# Talk:APU Noise

Curiously, the noise channel's frequency counter on the die isn't an ordinary counter - it's an **11-bit linear feedback shift register** (with taps at the 9th and 11th bits); when I take the counter values from the on-die ROM and run the LFSR until the result is '10000000000', the cycle counts (for NTSC) match once multiplied by 2 (note that this means the PAL frequency for $1 is almost definitely wrong). --Quietust 04:58, 23 January 2011 (UTC)

"randomly 93 or 31 steps long otherwise. (The particular 31- or 93-step sequence depends on where in the 32767-step sequence the shift register was when Mode flag was set" - seems worth mentioning that, while random, there is only one 31 step pattern [1101000100101011000011100110111], and it occurs 1/1057 of the time. This compares to the 352 different 93 step patterns that occur the other 1056/1057 of the time. --GreyRogue
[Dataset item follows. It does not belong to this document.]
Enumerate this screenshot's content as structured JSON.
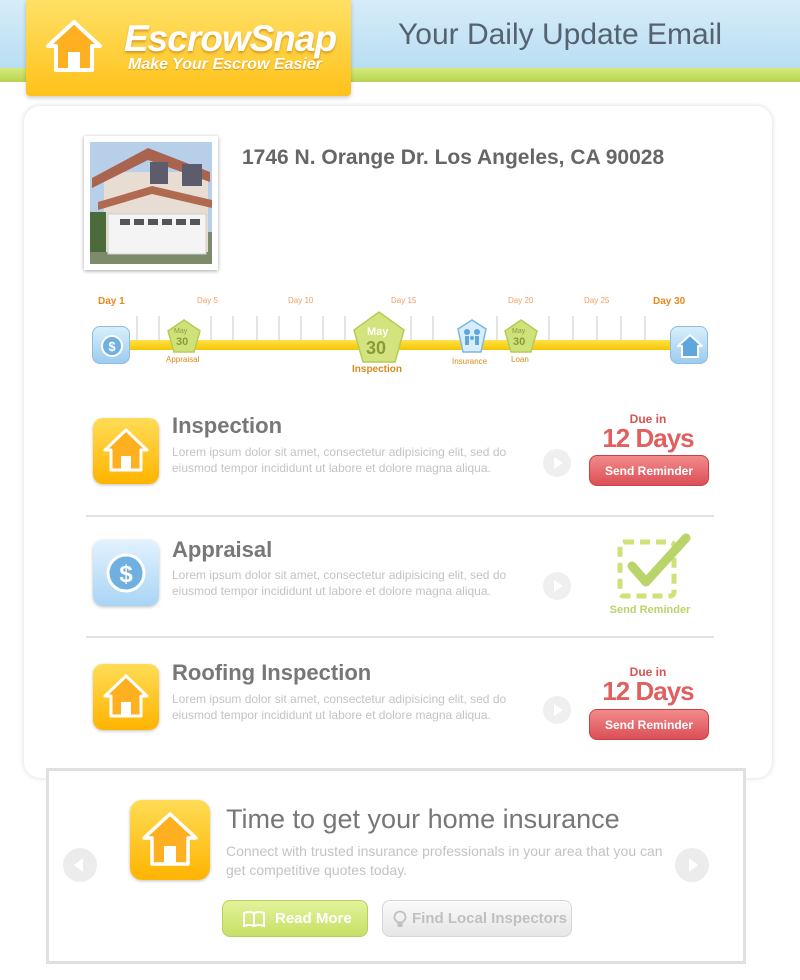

- From a musical point of view, the problem is that the harmonic content of the waveform varies widely, with no ability to control or even appreciate correlations between the harmonics, and the question whether the specific sequence has 31 or 93 steps is irrelevant.. Far more relevant is the relative rarity of the LFSR waveforms that have a loud 31st harmonic.
- From an emulation accuracy point of view, the relative probability seems like a distraction. What is the purpose of mentioning this?
- Here's the relevant thread that resulted in me adding that to the wiki: https://forums.nesdev.org/viewtopic.php?t=11535 —Lidnariq (talk) 00:23, 18 April 2021 (MDT)
- Having read that thread, I agree with everything stated. I hadn't thought of the various harmonics being so noticeably loud depending on which of the 93-step patterns was current. Can this link be added to the page in a References section? -- GreyRogue